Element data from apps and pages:
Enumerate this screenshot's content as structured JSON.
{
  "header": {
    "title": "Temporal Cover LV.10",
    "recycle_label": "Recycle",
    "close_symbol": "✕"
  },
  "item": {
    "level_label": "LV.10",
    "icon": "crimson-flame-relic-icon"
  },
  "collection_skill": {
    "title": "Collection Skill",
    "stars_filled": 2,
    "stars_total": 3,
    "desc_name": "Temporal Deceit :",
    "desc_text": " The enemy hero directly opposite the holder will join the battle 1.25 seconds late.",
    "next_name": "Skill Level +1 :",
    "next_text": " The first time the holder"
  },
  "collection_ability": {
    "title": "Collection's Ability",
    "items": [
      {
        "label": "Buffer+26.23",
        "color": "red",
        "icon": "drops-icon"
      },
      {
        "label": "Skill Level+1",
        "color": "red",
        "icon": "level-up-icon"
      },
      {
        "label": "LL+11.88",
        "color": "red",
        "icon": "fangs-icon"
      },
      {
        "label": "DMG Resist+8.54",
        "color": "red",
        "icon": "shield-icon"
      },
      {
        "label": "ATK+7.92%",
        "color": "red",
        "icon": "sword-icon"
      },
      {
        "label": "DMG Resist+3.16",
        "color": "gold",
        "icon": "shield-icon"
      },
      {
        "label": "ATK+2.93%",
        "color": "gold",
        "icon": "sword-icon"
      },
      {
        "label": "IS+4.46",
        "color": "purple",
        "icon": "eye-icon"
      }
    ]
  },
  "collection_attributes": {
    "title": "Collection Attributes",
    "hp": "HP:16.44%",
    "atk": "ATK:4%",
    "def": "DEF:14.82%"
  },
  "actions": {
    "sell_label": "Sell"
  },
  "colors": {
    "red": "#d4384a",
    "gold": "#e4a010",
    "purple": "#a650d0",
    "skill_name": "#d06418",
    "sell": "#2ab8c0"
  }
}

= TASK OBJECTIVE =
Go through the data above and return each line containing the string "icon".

= THE COMPLETED TASK =
    "icon": "crimson-flame-relic-icon"
        "icon": "drops-icon"
        "icon": "level-up-icon"
        "icon": "fangs-icon"
        "icon": "shield-icon"
        "icon": "sword-icon"
        "icon": "shield-icon"
        "icon": "sword-icon"
        "icon": "eye-icon"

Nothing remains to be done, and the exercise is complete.